This morning’s Guardian carried a prominent story announcing a collaboration between the record producer Mark Ronson and the novelist Michael Chabon, accompanied by a photograph of the two men casually posing against a display of Blue Note album covers: a couple of early Hank Mobleys, Sonny Clark’s Cool Struttin’ and Dial ‘S’ for Sonny, and Kenny Dorham’s Afro-Cuban, all conferring a sense of impeccable cool. All very collectible, too, in their first-pressing incarnations. One of those Mobleys — this one — apparently went for $5,600 in an auction not long ago.
Blue Note albums always seemed like pieces of art as well as a delivery system for great music. Francis Wolff’s fine photographs and the brilliant eye of the designer Reid Miles were combined with the use of thick card for the sleeves and, for the pressings, what seemed like twice as much unadulterated vinyl as the label’s competitors in order to enhance the sound lovingly captured by the microphones of Rudy Van Gelder. Something like Joe Henderson’s Page One or Grachan Moncur III’s Some Other Stuff has a special charisma; you know it when you look at it and you feel it when you hold it; actually listening to it is almost a bonus.

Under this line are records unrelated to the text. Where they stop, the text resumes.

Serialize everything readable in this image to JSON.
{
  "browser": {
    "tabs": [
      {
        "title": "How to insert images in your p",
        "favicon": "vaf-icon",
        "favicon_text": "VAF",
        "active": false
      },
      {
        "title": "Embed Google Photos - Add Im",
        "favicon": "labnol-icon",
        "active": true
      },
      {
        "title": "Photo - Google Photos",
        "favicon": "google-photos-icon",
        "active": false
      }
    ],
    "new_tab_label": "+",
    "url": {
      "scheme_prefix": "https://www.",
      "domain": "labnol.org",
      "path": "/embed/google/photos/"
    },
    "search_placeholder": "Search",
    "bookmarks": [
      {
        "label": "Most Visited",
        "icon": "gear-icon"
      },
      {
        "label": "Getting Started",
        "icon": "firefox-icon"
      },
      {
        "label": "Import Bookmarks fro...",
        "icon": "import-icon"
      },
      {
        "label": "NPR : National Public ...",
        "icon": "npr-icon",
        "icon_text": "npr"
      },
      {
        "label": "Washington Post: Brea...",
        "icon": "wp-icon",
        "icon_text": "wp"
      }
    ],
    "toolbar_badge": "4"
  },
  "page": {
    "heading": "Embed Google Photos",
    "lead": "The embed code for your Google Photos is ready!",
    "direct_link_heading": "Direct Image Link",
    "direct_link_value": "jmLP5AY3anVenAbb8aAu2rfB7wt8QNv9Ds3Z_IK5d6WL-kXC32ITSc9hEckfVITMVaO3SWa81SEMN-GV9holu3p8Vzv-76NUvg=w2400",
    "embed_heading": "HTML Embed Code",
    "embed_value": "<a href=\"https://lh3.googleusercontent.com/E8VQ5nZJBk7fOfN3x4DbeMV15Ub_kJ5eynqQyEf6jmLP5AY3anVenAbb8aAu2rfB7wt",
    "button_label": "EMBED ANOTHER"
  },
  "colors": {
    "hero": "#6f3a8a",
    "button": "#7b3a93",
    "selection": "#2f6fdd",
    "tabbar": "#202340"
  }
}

I’m not obsessive about such things myself, but it never surprises me that others happily devote themselves to the minutiae of Blue Note’s label copy, inner sleeves and run-off groove inscriptions. These albums are beautiful and precious artefacts, demanding the appreciation of the eye and the mind as well as the ears. And that’s certainly how I feel about the half-dozen I’ve assembled above, each a personal favourite from the label’s golden age (and all but one, I think, a first pressing…). A list of others for which I harbour a special fondness would include Sam Rivers’ Fuschia Swing Song, The Prophetic Herbie Nichols Vols 1 & 2, Wayne Shorter’s Night Dreamer, Stanley Turrentine and the Three Sounds’ Blue Hour, Lee Morgan’s Tom Cat and Sonic Boom, Larry Young’s Into Somethin’, Tina Brooks’s True Blue and Back to the Tracks, Grant Green’s Street of Dreams, Horace Silver’s Blowin’ the Blues Away, Eddie Gale’s Ghetto Music and Jackie McLean’s One Step Beyond. And about a hundred more.
Blue Note celebrates its 75th birthday this year, commemorating the initial success of Alfred Lion, a young German Jew who had recently left Berlin for New York, in persuading two great boogie-woogie pianists, Meade Lux Lewis and Albert Ammons, to make the first recordings for the company whose name he had registered in March 1939. Before the end of the year Lion was joined by Francis Wolff, a friend from Berlin and another refugee from the Nazis. Together they gradually built a label that would become a pillar of jazz, a symbol of the music at its most fully realised.
Uncompromising Expression is Richard Havers’ illustrated biography of the label, published this week. The author — a consultant to the Universal group, the current owners of the catalogue — tells the story from boogie-woogie and Sidney Bechet through Thelonious Monk and Clifford Brown, Art Blakey and Horace Silver, Jimmy Smith and Lou Donaldson, Lee Morgan and Tina Brooks, Herbie Hancock and Donald Byrd, Freddie Hubbard and Wayne Shorter, Stanley Turrentine and Baby Face Willette, Jackie McLean and Andrew Hill, all the way to the present day of Norah Jones, Robert Glasper, Gregory Porter and Ambrose Akinmusire. If it’s not as deep and detailed as the late Richard Cook’s Blue Note history, published in 2001, its physical form is quite different from that modestly proportioned and text-dominated volume.
A Blue Note album has a special charisma, and Havers’ designer does a wonderful job of reflecting Reid Miles’s graphic genius in the large-format layout of the book. Among the most stunning pages are the early spreads consisting of dozens of sleeves, grouped together by some of Miles’s favourite visual themes: the moody combination of blue and green type against a black background, the use of brash typography and brutally cropped photographs against white, the occasional fondness for scarlet. There are also pages from Lion’s session notebooks and several of Wolff’s contact sheets.
Perhaps it’s not the book for people whose primary interest lies in tracking down copies of the original vinyl albums with the 47 W. 63rd Street address on the sleeve or the “RVG” stamp on the run-out. For the rest, including those of us happy to mop up this great music for £3 a time on CD at Fopp, it’s one of the treats of the year.
* Richard Havers’ Uncompromising Expression is published by Thames & Hudson (£48). Havers will be talking to Don Was, the label’s current president, on November 22 at the South Bank Centre as part of the EFH London Jazz Festival (tickets here). That night at the Festival Hall a celebratory concert features representatives of the label’s current roster, including Robert Glasper and Jason Moran.